A beetle with great effort ascends the rocks and my uncle and his friends take to giving it back to the mountain too, taking sport in tossing loose stones its way and watching it dodge them narrowly. It picks up on the attack and takes refuge in the dry bush nearby and the old men laugh to themselves like satisfied teenagers. I might have been able to take the moral high ground if I didn’t throw rocks too.
Scanning the horizon, my uncle told me about the college on the far mountain where I could get a job if I wanted it and where Loyalist artillery were stationed and fired shells over mountains onto militia soldiers and their innocent families. Similarly scanning the ground I found a used shell casing from a rifle. More likely it was from target practice than the war, but my uncle told me sometimes the soldiers would hide out from this spot. I gave it back to the mountain, tossing it down the cliff and waiting for the distant, small and satisfying sound of it hitting the rocks below. I had momentarily considered keeping as a souvenir but didn’t imagine any TSA agents scanning my luggage would feel as sentimental about a bullet casing in the bag of a Libyan national coming back to America. It might have raised some awkward questions in the least.
With the passing of the time the sun dips lower, painting the mountains a stark red and gold like a polished rust or molten copper. The blood of the mountains, eons old, reaches out from between the stones hungry to devour the dying light. Unknown generations of my own blood are buried in these rocks as well, and it reaches just as eagerly and shines just as brightly. There’s magic in the mountains, a core shaking call to arms impossible to resist. Pride is another form of magic after all, and it’s fed with the humble and martyr’s blood alike.
The drive back seemed much less perilous, even as it was darker. Maybe it was just the side of the truck I was sitting on. The old men stayed up late smoking cigarrettes between sips of tea and watching a Tunisian talk show. It seemed a lot like Jerry Springer, with all the drama but none of the vulgarity where people would be paraded before the camera to be reunited with estranged family. My uncle tsked. “So sad,” he said, alternating the channel between that and coverage of the Egyptian coup.
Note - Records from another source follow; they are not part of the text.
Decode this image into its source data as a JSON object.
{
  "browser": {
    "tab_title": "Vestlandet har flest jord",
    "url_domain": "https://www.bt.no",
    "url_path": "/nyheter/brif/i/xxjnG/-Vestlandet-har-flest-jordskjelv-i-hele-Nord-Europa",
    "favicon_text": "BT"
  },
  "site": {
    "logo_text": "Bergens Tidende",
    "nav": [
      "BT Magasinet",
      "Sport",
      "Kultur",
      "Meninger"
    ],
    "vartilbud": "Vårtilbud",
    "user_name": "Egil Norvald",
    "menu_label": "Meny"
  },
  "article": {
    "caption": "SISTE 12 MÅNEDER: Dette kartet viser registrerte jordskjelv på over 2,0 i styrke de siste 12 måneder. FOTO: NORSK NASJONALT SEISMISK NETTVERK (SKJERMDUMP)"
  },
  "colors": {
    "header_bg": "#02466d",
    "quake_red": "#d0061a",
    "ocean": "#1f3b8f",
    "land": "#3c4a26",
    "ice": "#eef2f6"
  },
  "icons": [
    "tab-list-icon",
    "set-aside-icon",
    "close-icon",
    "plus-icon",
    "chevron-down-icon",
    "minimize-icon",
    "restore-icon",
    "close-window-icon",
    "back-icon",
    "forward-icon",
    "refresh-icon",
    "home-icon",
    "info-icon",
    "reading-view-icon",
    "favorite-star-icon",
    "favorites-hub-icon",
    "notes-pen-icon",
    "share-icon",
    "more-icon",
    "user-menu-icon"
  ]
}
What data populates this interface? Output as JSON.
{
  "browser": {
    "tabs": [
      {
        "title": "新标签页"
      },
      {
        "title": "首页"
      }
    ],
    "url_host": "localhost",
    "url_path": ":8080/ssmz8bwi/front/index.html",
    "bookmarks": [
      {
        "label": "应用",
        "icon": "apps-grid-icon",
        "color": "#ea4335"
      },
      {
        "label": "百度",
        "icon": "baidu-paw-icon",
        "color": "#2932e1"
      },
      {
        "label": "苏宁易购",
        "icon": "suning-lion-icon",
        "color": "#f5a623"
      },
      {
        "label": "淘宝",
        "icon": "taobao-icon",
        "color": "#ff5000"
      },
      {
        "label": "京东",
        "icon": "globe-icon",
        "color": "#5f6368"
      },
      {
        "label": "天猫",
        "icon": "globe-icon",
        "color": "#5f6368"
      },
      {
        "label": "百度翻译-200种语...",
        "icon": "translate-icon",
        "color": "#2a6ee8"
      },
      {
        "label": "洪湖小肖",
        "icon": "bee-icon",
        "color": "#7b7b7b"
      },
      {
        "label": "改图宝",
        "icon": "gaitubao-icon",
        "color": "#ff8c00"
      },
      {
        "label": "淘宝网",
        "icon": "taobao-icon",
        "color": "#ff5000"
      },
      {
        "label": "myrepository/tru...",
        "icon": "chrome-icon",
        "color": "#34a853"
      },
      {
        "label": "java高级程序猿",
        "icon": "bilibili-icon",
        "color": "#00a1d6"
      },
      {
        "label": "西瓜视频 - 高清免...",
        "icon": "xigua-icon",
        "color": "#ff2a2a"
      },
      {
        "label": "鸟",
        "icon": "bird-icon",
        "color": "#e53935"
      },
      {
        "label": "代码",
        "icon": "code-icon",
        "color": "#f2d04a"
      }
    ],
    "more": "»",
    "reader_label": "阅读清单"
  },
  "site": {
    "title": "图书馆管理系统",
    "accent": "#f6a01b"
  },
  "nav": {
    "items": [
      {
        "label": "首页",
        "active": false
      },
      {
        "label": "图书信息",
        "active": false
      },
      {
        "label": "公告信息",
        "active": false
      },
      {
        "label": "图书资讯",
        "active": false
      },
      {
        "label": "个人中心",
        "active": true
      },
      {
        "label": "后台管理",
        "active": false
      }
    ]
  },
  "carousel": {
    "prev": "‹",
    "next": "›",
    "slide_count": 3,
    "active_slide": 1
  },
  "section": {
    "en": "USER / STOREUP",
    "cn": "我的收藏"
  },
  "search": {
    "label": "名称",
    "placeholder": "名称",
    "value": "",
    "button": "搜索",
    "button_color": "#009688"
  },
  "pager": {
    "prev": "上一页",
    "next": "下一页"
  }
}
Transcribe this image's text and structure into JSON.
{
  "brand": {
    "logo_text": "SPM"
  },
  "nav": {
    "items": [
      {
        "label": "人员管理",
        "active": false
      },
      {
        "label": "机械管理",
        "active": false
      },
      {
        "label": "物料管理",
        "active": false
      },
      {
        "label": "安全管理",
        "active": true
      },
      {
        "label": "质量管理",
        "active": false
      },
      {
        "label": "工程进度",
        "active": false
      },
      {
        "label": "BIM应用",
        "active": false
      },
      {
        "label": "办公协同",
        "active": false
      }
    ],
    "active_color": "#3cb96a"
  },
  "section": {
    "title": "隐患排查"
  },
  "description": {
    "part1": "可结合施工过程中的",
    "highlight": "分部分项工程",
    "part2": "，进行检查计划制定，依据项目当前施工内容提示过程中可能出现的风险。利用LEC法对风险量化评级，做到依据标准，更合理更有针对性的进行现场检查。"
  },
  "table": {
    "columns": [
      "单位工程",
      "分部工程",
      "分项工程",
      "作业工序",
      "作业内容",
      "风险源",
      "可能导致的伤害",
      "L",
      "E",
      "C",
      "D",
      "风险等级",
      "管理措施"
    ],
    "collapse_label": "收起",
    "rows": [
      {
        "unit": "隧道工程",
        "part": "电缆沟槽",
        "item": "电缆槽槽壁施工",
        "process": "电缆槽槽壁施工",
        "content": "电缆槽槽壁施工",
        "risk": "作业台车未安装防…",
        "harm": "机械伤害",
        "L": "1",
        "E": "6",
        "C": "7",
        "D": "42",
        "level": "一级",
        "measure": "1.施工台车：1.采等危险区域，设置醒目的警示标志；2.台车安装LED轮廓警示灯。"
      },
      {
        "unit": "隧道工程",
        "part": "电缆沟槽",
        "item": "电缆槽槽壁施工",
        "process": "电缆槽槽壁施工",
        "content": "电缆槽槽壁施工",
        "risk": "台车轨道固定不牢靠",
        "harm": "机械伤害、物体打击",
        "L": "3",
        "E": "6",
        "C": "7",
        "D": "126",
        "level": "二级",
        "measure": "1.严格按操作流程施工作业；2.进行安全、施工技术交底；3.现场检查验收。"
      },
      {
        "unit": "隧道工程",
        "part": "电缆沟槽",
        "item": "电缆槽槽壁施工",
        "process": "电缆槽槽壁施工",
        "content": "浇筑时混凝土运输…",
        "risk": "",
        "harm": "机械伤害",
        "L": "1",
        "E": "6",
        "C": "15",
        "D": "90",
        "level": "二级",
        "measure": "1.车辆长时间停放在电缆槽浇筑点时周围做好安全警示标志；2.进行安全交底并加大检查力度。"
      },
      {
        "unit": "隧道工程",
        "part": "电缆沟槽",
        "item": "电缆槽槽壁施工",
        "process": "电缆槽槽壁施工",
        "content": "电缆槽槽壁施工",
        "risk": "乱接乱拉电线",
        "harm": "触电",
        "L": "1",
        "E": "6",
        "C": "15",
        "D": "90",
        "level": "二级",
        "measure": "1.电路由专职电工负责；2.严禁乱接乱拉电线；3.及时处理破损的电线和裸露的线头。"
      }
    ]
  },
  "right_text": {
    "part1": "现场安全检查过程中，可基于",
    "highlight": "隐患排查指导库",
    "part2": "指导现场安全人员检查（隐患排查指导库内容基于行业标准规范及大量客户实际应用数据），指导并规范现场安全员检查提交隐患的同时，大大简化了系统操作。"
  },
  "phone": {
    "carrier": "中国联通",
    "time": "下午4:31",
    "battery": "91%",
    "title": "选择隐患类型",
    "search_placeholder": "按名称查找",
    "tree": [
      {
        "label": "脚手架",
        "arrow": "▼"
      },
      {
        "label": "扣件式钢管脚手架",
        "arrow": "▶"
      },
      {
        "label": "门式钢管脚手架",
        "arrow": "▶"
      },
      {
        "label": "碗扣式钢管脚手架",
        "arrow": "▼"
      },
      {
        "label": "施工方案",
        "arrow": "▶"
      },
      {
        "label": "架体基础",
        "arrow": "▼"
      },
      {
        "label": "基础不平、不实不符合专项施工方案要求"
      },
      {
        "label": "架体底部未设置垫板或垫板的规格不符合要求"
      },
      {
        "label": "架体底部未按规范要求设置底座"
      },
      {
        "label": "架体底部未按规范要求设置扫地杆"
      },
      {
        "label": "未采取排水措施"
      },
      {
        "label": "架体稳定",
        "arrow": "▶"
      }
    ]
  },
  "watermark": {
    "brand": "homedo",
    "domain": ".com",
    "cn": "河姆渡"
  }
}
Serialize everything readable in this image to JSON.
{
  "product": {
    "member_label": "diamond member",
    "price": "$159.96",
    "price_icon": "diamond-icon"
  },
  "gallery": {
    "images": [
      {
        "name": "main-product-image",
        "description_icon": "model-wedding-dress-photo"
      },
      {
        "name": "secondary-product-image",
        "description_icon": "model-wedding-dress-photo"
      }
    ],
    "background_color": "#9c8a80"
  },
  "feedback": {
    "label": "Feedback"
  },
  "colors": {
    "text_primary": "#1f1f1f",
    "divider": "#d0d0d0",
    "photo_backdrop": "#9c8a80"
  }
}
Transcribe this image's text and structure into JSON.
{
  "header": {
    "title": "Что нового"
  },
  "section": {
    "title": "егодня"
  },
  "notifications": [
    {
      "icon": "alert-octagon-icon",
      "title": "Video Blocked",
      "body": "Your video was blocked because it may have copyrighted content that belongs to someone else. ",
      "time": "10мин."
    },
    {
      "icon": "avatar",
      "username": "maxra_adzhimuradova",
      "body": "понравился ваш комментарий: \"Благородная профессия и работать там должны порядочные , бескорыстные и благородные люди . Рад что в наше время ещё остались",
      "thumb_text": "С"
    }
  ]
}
Before going to sleep, he showed me the newly available Amazigh channel, featuring a news ticker in multiple languages at the bottom and a logo one of my cousins designed in the upper corner.